The challenge of our tough times is to immerse ourselves in God’s torrent of desire that justice and righteousness be our way of life at the same time we bow our heads in thought and prayer, in the same ceremonies in which we praise God and celebrate God’s good gifts to us all. For, “ritual observance and compassion for the powerless” must not be separated.
At the same time, we must tend to the tender. Paul, who did plenty of prophetic roaring of his own when the occasion called for it, apparently had a soft spot for this little community of new Christians gathered in Thessalonica. Maybe it was because they were so new to the faith that they still practiced their ritual with heart. Their deep concern for those of their number who had died touched something in Paul. He did not want them to despair as darkness descended on their days. “…we do not want you to be uninformed, beloved, about those who have died, so that you may not grieve as others do who have no hope,” he writes. This is the line that jumped out at me as I reflected on Eileen’s question and on this week’s Bible study. I don’t want to find any of us, myself included, grieving without hope. Yes, times are tough, days are dark, loss is real, death touches us all. How do we keep ourselves from falling into a never-ending spiral of darkness and despair?

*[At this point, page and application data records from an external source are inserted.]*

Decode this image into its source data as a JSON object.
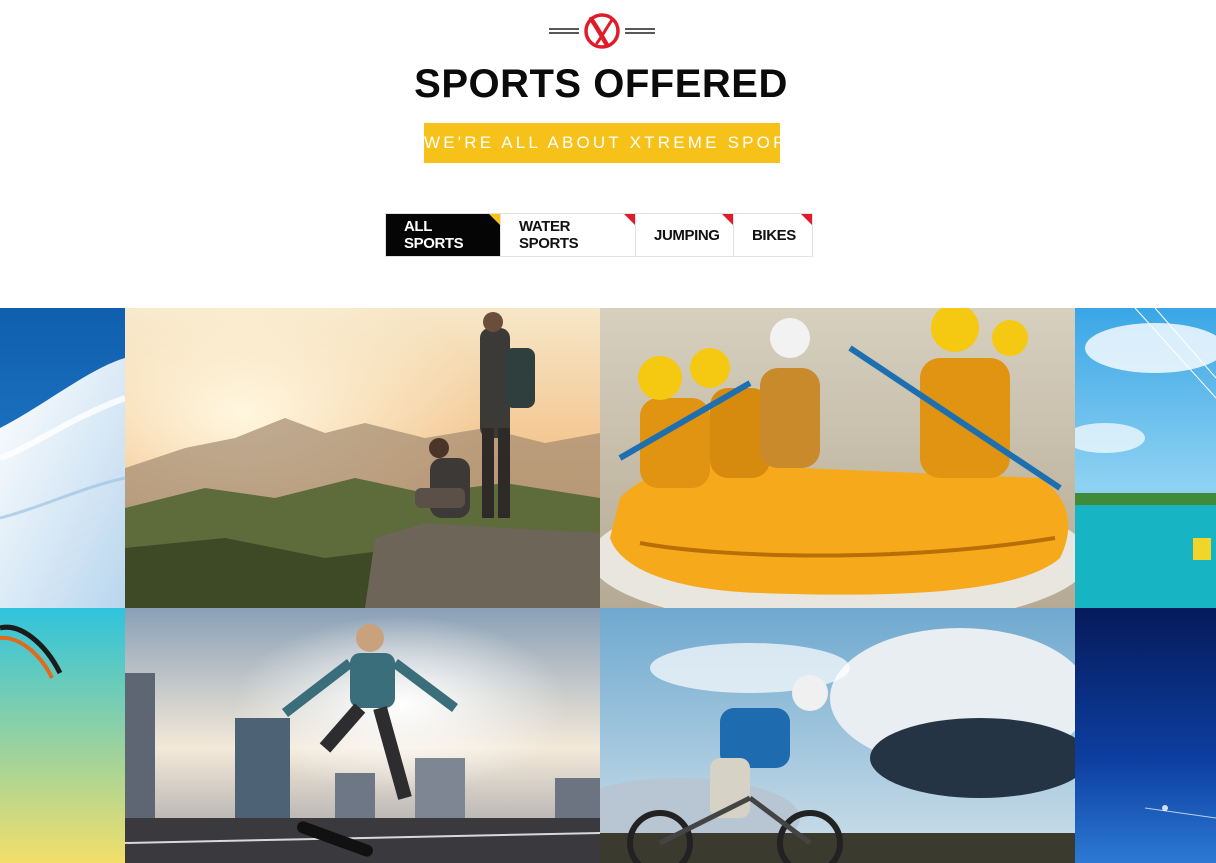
{
  "header": {
    "logo_icon": "xtreme-x-logo-icon",
    "title": "SPORTS OFFERED",
    "subtitle": "WE'RE ALL ABOUT XTREME SPORTS",
    "accent_yellow": "#f6c21a",
    "accent_red": "#e01b2a"
  },
  "filters": {
    "items": [
      {
        "label": "ALL SPORTS",
        "active": true
      },
      {
        "label": "WATER SPORTS",
        "active": false
      },
      {
        "label": "JUMPING",
        "active": false
      },
      {
        "label": "BIKES",
        "active": false
      }
    ]
  },
  "gallery": {
    "tiles": [
      {
        "name": "snowboard-photo"
      },
      {
        "name": "hiking-couple-photo"
      },
      {
        "name": "white-water-rafting-photo"
      },
      {
        "name": "kitesurf-beach-photo"
      },
      {
        "name": "paraglide-sky-photo"
      },
      {
        "name": "skateboard-jump-photo"
      },
      {
        "name": "mountain-bike-photo"
      },
      {
        "name": "night-sky-kite-photo"
      }
    ]
  }
}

Here is our good news. We can grieve, as we must, but we can find ourselves grieving with hope. “For Christ, with a cry of command, with the archangel’s call and with the sound of God’s trumpet, will descend from heaven, and the dead in Christ will rise first. Then we who are alive, who are left, will be caught up in the clouds together with them to meet Christ in the air; and so we will be with the Holy One forever. Therefore encourage one another with these words.”
As with last week’s words from Revelation, Paul is not concerned here with the details of apocalyptic rhetoric. He’s not writing to detail some remarkable rapture that will rescue the righteousness and damn the rest to brimstone and hellfire. He’s writing to a struggling community out of love and concern that they be able to grieve with hope. “…encourage one another with these words,” he urges. In her commentary on this letter, Linda McKinnish Bridges writes, “Paul’s words are intended to create a space for comfort for his grieving friends, not a millennial event chart for eager sky watchers (Linda McKinnish Bridges, Smyth & Helwys Bible Commentary: 1 & 2 Thessalonians, p. 119).

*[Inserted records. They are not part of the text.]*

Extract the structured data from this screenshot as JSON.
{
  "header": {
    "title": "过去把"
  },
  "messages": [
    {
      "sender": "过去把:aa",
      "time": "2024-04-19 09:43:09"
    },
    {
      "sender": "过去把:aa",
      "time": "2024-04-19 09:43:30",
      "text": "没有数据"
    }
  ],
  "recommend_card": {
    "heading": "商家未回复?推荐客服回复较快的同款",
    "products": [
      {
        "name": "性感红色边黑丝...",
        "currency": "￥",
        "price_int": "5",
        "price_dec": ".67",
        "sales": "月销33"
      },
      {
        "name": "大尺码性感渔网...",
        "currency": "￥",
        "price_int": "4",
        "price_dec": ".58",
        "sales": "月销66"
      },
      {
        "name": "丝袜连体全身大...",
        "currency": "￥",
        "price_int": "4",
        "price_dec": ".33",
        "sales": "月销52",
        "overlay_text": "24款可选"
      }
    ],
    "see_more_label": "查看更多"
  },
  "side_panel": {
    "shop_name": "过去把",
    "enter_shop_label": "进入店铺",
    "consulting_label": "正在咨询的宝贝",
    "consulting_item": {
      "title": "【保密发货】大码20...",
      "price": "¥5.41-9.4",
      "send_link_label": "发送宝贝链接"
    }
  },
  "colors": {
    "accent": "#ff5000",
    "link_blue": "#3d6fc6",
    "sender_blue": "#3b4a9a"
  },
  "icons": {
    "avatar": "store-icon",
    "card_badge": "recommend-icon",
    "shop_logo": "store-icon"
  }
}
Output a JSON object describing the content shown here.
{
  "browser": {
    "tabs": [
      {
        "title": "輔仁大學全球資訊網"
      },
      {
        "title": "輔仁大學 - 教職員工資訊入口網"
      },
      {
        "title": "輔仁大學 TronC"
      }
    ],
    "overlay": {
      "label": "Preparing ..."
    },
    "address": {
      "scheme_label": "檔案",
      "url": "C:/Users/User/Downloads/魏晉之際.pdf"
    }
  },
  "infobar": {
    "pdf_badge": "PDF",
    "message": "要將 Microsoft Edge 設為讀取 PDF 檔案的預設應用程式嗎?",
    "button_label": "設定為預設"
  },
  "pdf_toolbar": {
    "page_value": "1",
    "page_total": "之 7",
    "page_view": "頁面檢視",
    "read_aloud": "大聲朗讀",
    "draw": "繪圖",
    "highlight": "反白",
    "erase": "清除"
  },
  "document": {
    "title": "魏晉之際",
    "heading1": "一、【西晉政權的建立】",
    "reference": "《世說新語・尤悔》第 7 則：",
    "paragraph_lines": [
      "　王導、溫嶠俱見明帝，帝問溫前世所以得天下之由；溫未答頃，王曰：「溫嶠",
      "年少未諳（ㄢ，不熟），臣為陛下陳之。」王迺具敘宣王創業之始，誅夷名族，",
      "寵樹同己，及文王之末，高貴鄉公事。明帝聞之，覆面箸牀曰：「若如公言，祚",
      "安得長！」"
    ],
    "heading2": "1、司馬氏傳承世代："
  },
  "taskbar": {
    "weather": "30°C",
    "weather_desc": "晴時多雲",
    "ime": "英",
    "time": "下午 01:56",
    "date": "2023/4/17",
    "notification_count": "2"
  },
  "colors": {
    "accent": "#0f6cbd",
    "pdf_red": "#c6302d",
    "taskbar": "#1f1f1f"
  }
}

These are tough and tender times. Daily we are confronted with the need for justice and righteousness. Daily we are confronted with the need for compassion and care. We separate these at our peril for these are qualities that characterize the God we serve, the Christ we follow, and the Spirit that moves us along. Grieve, as we must, while still holding hope for a faith that trusts the prophetic word that “Darkness cannot drive out darkness: only light can do that;” that “Hate cannot drive out hate: only love can do that.” Grieving with hope let us live on until we find our home in the light of Love. Amen.